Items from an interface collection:
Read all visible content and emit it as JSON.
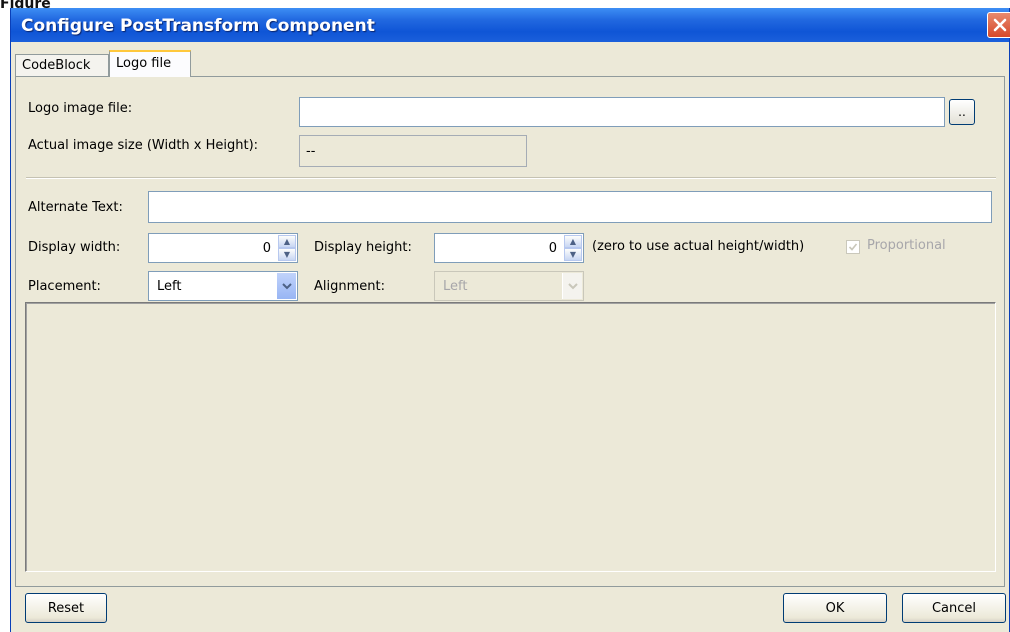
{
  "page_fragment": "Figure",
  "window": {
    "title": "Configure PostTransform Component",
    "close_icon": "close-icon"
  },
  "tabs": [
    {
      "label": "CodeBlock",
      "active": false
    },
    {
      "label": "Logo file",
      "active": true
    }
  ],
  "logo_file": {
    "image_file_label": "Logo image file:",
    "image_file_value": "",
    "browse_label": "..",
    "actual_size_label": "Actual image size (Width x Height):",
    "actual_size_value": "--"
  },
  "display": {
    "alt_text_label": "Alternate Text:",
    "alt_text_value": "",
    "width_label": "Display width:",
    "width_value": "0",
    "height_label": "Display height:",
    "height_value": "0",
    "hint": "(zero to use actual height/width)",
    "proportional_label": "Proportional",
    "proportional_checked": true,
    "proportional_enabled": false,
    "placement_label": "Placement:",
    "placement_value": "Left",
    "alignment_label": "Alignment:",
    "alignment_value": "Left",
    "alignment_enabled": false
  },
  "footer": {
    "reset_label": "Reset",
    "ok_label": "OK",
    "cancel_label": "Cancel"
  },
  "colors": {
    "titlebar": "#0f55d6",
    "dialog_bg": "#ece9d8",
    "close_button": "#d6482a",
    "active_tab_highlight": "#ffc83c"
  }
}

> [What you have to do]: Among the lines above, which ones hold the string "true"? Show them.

> [Response to the task]:
      "active": true
    "proportional_checked": true,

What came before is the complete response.